So this past weekend, I neither found any letterboxes nor planted any letterboxes.  I did, however, do quite a bit of hiking in some beautiful unexplored-by-me areas of my hometown.  The reason I was doing this exploring was to get some scouting done for letterbox placements for the upcoming Box ON plantathon that I will be undertaking, but I had a wonderful day out nonetheless.

Tracking me while I walked.
I also wanted to share something I use my all-purpose letterboxing tool (read: iPhone) for - tracking trails and making maps.

The area I was investigating is actually a park with trails that have either been created or historically used, but are not marked on any map I can find.  Because of how the park is shaped and how densely forested it is, it's hard to know where the trails are going - even as you're walking them - and where they might pop you out at the end.

And so, one of the apps that I've taken to using when trekking along these unmarked trails is Cyclemeter - although there are lots of other apps that will do the same thing.  Ostensibly, the app is meant to track your cycling so that you can determine distance, altitude change, calories burned, etc, and this app is also set up to track your walks as well. However, I find mine much more useful for my letterboxing trails.  I have mine set so that after my tracked hike, it emails me a Google Maps link with the GPS tracked path I took, along with the speed, speed, calories, etc.

So as I went out on this walk to try to find letterbox planting spots, I was able to come home to a mapped trail that I could potentially use to make clues.  I also found out today that if I switch to one of my cinemagraph apps, it stops the GPS tracking and I lose some of the data.  Lesson learned.

For your viewing pleasure, you can see my trail here. Where it says my start, it is not actually my start - I started at the place marked end because that's where I parked my car.  If you look at my walk time, it was actually a lot longer than that because I found a beautiful sitting spot by the Rouge River where I stopped to take a carving break.

If I wanted to do the same path again, I could name the route in the program and see if I could beat my time.  Pretty nifty program; I used it a lot about a year ago to time myself and check my speeds while I was commuting by bike into Hamilton from Burlington.

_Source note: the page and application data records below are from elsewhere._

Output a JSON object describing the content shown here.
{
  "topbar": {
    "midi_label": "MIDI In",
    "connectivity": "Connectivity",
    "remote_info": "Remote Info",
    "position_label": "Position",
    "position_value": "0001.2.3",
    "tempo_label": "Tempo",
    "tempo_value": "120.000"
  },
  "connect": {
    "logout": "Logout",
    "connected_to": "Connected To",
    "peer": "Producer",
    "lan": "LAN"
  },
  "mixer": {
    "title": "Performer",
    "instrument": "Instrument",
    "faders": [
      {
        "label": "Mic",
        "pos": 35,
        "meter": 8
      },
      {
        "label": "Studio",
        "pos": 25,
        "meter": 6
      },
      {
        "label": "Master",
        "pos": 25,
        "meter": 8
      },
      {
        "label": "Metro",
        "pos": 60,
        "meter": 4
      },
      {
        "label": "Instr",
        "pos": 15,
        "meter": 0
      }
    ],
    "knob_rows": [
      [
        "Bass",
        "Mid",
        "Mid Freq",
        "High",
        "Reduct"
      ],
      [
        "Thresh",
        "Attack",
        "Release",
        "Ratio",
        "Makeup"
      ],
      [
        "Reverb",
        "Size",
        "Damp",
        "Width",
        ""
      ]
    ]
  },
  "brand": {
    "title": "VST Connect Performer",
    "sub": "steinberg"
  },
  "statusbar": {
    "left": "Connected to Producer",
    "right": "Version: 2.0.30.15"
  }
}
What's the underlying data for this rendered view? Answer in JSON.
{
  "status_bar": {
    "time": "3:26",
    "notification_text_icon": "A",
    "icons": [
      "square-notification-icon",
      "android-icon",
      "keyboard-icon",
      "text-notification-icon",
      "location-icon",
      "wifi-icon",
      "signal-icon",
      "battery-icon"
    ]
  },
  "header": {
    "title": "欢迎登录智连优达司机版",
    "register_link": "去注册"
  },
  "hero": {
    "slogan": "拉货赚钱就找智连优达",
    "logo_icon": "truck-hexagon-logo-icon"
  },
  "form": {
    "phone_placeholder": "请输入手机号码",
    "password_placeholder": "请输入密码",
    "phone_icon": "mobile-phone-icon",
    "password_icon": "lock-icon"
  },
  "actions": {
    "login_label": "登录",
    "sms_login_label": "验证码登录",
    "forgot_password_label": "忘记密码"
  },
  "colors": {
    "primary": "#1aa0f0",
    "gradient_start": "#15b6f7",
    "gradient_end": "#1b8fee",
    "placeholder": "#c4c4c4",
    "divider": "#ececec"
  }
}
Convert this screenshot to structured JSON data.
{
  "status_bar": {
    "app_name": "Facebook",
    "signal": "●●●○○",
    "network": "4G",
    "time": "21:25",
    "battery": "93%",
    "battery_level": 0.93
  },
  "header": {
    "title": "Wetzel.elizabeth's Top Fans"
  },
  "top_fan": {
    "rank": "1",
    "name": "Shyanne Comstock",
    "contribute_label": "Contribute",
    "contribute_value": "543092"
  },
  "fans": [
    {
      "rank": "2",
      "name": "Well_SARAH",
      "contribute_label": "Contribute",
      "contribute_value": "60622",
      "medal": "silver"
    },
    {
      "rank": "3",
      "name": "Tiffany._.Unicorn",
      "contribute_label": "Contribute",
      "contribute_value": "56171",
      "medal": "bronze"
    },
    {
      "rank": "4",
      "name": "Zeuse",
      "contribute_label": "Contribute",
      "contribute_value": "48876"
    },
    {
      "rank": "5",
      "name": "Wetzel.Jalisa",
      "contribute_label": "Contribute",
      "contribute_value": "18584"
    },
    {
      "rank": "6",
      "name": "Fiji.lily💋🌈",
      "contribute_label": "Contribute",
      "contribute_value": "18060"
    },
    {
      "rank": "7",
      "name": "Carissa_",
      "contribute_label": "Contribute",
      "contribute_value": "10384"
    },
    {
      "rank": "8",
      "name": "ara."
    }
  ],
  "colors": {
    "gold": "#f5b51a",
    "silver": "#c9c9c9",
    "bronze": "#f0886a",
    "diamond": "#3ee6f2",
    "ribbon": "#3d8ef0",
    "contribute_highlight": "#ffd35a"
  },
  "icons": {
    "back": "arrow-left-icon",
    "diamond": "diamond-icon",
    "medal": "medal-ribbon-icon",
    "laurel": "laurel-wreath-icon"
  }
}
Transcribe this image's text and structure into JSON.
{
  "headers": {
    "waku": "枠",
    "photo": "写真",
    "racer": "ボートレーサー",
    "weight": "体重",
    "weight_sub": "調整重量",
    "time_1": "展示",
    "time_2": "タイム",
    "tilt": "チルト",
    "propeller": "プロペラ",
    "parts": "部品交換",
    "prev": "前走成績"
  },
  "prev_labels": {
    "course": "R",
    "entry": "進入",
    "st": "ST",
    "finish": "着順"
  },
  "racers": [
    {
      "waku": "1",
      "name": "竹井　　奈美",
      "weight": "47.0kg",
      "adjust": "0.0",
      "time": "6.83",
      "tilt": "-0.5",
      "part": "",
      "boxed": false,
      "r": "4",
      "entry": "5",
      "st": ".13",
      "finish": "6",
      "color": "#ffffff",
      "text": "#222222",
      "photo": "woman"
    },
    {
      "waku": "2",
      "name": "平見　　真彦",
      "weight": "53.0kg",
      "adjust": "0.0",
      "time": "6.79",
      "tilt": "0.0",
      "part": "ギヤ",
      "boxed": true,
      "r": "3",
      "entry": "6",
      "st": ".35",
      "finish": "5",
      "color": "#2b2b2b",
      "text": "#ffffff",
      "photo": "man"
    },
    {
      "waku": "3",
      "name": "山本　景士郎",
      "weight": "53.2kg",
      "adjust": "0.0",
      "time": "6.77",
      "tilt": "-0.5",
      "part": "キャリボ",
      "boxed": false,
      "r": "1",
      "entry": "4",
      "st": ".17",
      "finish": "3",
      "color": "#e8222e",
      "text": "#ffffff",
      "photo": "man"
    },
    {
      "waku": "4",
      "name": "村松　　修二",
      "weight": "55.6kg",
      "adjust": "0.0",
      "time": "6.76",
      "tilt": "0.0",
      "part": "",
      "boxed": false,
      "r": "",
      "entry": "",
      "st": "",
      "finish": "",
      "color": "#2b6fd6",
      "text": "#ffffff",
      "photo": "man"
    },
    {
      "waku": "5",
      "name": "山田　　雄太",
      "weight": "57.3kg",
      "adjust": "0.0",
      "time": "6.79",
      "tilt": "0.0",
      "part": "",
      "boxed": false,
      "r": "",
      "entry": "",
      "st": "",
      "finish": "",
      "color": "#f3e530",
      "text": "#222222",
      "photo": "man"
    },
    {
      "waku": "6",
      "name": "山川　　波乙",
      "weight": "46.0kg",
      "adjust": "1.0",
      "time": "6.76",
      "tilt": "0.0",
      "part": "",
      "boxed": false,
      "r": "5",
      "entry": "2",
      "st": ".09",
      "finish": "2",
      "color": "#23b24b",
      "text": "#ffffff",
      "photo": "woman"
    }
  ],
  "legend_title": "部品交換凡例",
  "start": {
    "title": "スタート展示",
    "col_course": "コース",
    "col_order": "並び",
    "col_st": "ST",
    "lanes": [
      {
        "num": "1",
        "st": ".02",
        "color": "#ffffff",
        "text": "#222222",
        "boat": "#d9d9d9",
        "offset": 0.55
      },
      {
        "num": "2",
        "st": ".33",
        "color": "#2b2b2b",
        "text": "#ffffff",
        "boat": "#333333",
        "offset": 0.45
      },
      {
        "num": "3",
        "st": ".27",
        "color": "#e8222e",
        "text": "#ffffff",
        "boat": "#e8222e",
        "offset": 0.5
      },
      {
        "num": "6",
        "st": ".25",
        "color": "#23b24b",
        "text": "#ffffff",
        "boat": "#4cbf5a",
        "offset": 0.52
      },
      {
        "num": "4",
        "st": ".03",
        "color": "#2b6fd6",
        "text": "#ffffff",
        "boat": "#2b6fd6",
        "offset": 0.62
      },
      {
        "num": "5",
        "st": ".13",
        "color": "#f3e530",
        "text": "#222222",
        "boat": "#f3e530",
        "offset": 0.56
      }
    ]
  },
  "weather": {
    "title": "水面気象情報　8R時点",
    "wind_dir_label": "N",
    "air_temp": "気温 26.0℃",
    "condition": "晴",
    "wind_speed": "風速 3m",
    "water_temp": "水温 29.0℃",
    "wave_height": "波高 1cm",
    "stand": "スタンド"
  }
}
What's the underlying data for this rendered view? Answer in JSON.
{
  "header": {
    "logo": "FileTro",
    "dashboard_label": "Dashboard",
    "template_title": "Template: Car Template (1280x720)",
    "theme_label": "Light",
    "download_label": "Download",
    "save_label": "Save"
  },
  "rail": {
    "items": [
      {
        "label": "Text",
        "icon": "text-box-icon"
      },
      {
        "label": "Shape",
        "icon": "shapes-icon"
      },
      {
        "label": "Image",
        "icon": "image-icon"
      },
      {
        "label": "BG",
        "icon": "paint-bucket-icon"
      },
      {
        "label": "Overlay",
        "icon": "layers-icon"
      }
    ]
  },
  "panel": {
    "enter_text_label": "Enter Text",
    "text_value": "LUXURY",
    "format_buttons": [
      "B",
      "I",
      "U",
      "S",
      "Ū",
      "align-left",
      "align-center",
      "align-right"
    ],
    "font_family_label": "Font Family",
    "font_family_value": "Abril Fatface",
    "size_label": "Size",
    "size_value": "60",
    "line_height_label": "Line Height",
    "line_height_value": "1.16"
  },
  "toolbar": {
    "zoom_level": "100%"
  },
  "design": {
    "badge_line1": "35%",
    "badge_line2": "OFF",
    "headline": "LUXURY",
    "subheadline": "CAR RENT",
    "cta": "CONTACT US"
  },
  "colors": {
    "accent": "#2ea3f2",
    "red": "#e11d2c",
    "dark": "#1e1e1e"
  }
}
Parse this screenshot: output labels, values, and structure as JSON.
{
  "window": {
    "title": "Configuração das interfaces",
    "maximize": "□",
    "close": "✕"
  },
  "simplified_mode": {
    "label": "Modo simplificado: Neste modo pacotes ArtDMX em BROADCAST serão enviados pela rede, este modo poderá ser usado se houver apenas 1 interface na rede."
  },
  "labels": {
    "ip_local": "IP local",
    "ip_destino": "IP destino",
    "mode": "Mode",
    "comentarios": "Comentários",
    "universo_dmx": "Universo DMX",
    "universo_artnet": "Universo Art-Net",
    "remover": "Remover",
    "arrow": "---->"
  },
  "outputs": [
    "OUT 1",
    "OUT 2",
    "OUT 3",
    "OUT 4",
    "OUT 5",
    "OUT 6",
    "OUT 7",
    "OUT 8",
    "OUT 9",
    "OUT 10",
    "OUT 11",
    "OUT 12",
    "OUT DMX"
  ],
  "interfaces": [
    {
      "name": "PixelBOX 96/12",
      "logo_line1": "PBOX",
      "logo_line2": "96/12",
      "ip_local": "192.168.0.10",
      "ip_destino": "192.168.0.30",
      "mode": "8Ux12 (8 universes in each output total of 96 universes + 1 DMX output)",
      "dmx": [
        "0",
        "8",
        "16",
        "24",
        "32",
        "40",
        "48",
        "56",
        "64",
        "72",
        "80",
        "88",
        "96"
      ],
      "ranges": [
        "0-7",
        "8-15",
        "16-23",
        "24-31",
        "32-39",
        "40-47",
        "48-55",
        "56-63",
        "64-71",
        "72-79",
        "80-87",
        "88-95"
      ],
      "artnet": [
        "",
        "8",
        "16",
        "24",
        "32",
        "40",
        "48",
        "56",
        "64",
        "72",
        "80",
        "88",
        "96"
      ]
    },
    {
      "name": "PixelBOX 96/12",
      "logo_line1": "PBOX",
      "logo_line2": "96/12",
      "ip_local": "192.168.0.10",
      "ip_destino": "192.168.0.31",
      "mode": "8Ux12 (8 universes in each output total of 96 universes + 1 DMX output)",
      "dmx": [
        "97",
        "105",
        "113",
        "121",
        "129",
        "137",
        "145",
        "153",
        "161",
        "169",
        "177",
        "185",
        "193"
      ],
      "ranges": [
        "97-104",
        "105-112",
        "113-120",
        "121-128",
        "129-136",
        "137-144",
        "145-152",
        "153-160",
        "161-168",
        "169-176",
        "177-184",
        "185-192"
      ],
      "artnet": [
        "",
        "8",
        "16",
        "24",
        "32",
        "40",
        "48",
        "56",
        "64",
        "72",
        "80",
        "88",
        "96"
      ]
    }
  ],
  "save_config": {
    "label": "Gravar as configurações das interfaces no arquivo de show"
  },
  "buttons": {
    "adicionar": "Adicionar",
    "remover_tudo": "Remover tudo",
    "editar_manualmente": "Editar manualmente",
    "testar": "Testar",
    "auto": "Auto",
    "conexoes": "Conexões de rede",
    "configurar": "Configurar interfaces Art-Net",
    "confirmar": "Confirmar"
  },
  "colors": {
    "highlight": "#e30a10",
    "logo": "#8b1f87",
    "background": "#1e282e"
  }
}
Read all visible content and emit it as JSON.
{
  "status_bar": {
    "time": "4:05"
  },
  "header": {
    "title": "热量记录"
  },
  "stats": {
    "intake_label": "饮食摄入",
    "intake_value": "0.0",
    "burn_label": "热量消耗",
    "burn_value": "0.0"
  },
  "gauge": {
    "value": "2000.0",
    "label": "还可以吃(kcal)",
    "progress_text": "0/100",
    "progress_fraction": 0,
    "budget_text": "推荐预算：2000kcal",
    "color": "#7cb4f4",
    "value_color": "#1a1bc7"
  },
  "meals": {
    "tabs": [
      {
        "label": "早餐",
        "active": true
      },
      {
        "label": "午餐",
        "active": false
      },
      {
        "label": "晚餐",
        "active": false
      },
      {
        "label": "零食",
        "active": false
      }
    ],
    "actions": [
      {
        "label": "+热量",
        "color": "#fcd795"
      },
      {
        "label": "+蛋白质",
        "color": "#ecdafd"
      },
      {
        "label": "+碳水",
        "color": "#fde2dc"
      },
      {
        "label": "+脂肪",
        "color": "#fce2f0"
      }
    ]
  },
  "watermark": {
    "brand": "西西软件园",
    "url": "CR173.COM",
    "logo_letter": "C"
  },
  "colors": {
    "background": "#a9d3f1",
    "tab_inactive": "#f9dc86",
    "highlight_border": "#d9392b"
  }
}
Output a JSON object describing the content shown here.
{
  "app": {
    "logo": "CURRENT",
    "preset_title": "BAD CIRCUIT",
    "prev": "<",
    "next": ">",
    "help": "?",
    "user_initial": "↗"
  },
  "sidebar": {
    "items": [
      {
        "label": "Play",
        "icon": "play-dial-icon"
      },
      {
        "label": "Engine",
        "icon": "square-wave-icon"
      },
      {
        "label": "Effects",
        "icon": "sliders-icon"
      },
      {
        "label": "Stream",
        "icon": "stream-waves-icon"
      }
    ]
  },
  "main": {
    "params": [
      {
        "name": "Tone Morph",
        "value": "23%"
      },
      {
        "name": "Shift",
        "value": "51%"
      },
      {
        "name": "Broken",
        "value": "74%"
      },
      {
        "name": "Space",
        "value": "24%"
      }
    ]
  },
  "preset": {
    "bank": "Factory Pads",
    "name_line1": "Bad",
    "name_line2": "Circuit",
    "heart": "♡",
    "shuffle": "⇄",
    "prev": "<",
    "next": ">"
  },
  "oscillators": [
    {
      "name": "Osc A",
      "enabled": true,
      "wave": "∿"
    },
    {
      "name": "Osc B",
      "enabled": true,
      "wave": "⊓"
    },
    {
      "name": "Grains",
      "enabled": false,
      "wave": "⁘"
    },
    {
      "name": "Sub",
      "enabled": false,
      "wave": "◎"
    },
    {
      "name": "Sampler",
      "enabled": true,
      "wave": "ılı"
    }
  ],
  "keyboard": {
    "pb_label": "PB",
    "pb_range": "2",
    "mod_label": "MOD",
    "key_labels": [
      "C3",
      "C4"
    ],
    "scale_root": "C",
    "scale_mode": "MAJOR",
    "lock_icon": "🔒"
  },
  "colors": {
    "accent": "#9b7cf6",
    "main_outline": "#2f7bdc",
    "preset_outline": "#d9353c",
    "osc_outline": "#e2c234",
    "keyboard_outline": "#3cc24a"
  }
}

Now that I'm not doing that anymore, I found out that you can actually change the default activity (this was meant specifically for cycling) and in this case changed it to walking.  Crazy.  It would be great for plotting out a map... hint, hint.

As I said, I did pause for quite a while when I found this beautiful spot - I felt completely alone, almost surrounded by water and its bubbly sounds.  I had brought carving stuff with me in my bag for some later carving, but decided that one of the only places I had never carved before was on the trail, so I sat down and set up shop.

On the way to the perfect carving spot.
I had put some material together for a box that I plan to plant while I'm in Saskatoon later this month.  Talk about letterboxing desert!  Poor folks have been relying mostly on passing through letterboxers, but now that it looks like there may be a few who actually inhabit the area, I want to make sure I can contribute to their area.

I've got a picture of some of the carve that I did down by the water that day.  I didn't list this post as a spoiler, mostly because the folks that read this are unlikely to be out to Saskatchewan to find this box anyhow... although, to be fair, perhaps this will entice you to do just that!

Anyways, off to get some more Box ON work done... Happy trails!

Carving in my carving spot...
The perfect carving spot.